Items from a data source
════════

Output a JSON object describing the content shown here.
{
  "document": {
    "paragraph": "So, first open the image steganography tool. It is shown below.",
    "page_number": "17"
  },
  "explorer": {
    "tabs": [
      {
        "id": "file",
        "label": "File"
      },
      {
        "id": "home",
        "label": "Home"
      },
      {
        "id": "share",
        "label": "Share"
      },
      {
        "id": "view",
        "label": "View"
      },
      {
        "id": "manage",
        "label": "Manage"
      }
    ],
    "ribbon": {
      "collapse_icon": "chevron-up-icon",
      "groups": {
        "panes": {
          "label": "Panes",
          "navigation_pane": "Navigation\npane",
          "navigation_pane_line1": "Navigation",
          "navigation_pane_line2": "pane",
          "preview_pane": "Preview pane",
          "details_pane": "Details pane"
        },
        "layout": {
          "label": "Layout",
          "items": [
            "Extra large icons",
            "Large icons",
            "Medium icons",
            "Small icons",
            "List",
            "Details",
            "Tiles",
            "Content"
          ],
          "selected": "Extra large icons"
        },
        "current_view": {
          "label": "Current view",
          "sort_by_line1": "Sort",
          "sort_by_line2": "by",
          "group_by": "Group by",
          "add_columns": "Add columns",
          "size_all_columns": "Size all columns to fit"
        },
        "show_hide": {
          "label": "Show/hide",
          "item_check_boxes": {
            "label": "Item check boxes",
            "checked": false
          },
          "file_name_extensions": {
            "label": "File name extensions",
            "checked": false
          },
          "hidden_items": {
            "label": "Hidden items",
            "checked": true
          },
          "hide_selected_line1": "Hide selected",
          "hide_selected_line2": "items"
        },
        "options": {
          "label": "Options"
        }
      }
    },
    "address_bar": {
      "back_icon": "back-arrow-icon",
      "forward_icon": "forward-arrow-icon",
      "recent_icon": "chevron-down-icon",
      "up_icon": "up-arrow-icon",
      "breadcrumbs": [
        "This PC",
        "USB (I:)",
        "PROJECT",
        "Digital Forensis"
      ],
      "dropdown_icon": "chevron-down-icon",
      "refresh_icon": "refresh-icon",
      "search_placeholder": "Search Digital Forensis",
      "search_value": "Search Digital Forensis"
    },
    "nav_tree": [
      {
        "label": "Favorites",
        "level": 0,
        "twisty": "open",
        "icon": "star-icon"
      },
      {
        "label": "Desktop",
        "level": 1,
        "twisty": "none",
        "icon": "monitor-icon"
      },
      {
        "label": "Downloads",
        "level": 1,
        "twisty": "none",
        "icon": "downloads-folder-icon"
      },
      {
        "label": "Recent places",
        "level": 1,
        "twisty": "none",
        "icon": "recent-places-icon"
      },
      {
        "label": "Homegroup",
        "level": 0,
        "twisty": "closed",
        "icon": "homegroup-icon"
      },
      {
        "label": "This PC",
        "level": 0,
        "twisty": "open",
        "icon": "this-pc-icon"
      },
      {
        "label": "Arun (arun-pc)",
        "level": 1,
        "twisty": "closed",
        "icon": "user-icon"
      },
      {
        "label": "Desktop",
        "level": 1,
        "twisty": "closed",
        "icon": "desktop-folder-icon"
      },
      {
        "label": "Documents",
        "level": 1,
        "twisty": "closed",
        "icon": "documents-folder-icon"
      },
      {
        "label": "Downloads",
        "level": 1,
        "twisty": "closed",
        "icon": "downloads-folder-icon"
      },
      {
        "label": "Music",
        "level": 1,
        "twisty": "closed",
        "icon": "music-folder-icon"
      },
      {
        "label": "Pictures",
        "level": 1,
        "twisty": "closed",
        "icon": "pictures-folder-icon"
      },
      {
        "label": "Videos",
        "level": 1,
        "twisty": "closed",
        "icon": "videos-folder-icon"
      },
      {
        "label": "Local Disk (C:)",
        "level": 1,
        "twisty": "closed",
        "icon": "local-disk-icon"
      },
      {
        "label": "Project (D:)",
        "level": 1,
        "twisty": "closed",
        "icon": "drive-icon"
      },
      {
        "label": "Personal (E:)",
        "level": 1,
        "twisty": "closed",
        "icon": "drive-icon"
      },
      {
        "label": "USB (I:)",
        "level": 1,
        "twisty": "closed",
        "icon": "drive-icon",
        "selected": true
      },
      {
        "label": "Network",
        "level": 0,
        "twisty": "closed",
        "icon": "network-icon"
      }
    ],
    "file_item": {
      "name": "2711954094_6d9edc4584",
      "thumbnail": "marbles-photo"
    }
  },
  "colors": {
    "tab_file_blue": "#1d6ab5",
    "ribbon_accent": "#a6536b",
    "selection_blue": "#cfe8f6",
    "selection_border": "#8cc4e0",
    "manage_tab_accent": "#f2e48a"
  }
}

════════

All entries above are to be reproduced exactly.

» Solution:
Output a JSON object describing the content shown here.
{
  "document": {
    "paragraph": "So, first open the image steganography tool. It is shown below.",
    "page_number": "17"
  },
  "explorer": {
    "tabs": [
      {
        "id": "file",
        "label": "File"
      },
      {
        "id": "home",
        "label": "Home"
      },
      {
        "id": "share",
        "label": "Share"
      },
      {
        "id": "view",
        "label": "View"
      },
      {
        "id": "manage",
        "label": "Manage"
      }
    ],
    "ribbon": {
      "collapse_icon": "chevron-up-icon",
      "groups": {
        "panes": {
          "label": "Panes",
          "navigation_pane": "Navigation\npane",
          "navigation_pane_line1": "Navigation",
          "navigation_pane_line2": "pane",
          "preview_pane": "Preview pane",
          "details_pane": "Details pane"
        },
        "layout": {
          "label": "Layout",
          "items": [
            "Extra large icons",
            "Large icons",
            "Medium icons",
            "Small icons",
            "List",
            "Details",
            "Tiles",
            "Content"
          ],
          "selected": "Extra large icons"
        },
        "current_view": {
          "label": "Current view",
          "sort_by_line1": "Sort",
          "sort_by_line2": "by",
          "group_by": "Group by",
          "add_columns": "Add columns",
          "size_all_columns": "Size all columns to fit"
        },
        "show_hide": {
          "label": "Show/hide",
          "item_check_boxes": {
            "label": "Item check boxes",
            "checked": false
          },
          "file_name_extensions": {
            "label": "File name extensions",
            "checked": false
          },
          "hidden_items": {
            "label": "Hidden items",
            "checked": true
          },
          "hide_selected_line1": "Hide selected",
          "hide_selected_line2": "items"
        },
        "options": {
          "label": "Options"
        }
      }
    },
    "address_bar": {
      "back_icon": "back-arrow-icon",
      "forward_icon": "forward-arrow-icon",
      "recent_icon": "chevron-down-icon",
      "up_icon": "up-arrow-icon",
      "breadcrumbs": [
        "This PC",
        "USB (I:)",
        "PROJECT",
        "Digital Forensis"
      ],
      "dropdown_icon": "chevron-down-icon",
      "refresh_icon": "refresh-icon",
      "search_placeholder": "Search Digital Forensis",
      "search_value": "Search Digital Forensis"
    },
    "nav_tree": [
      {
        "label": "Favorites",
        "level": 0,
        "twisty": "open",
        "icon": "star-icon"
      },
      {
        "label": "Desktop",
        "level": 1,
        "twisty": "none",
        "icon": "monitor-icon"
      },
      {
        "label": "Downloads",
        "level": 1,
        "twisty": "none",
        "icon": "downloads-folder-icon"
      },
      {
        "label": "Recent places",
        "level": 1,
        "twisty": "none",
        "icon": "recent-places-icon"
      },
      {
        "label": "Homegroup",
        "level": 0,
        "twisty": "closed",
        "icon": "homegroup-icon"
      },
      {
        "label": "This PC",
        "level": 0,
        "twisty": "open",
        "icon": "this-pc-icon"
      },
      {
        "label": "Arun (arun-pc)",
        "level": 1,
        "twisty": "closed",
        "icon": "user-icon"
      },
      {
        "label": "Desktop",
        "level": 1,
        "twisty": "closed",
        "icon": "desktop-folder-icon"
      },
      {
        "label": "Documents",
        "level": 1,
        "twisty": "closed",
        "icon": "documents-folder-icon"
      },
      {
        "label": "Downloads",
        "level": 1,
        "twisty": "closed",
        "icon": "downloads-folder-icon"
      },
      {
        "label": "Music",
        "level": 1,
        "twisty": "closed",
        "icon": "music-folder-icon"
      },
      {
        "label": "Pictures",
        "level": 1,
        "twisty": "closed",
        "icon": "pictures-folder-icon"
      },
      {
        "label": "Videos",
        "level": 1,
        "twisty": "closed",
        "icon": "videos-folder-icon"
      },
      {
        "label": "Local Disk (C:)",
        "level": 1,
        "twisty": "closed",
        "icon": "local-disk-icon"
      },
      {
        "label": "Project (D:)",
        "level": 1,
        "twisty": "closed",
        "icon": "drive-icon"
      },
      {
        "label": "Personal (E:)",
        "level": 1,
        "twisty": "closed",
        "icon": "drive-icon"
      },
      {
        "label": "USB (I:)",
        "level": 1,
        "twisty": "closed",
        "icon": "drive-icon",
        "selected": true
      },
      {
        "label": "Network",
        "level": 0,
        "twisty": "closed",
        "icon": "network-icon"
      }
    ],
    "file_item": {
      "name": "2711954094_6d9edc4584",
      "thumbnail": "marbles-photo"
    }
  },
  "colors": {
    "tab_file_blue": "#1d6ab5",
    "ribbon_accent": "#a6536b",
    "selection_blue": "#cfe8f6",
    "selection_border": "#8cc4e0",
    "manage_tab_accent": "#f2e48a"
  }
}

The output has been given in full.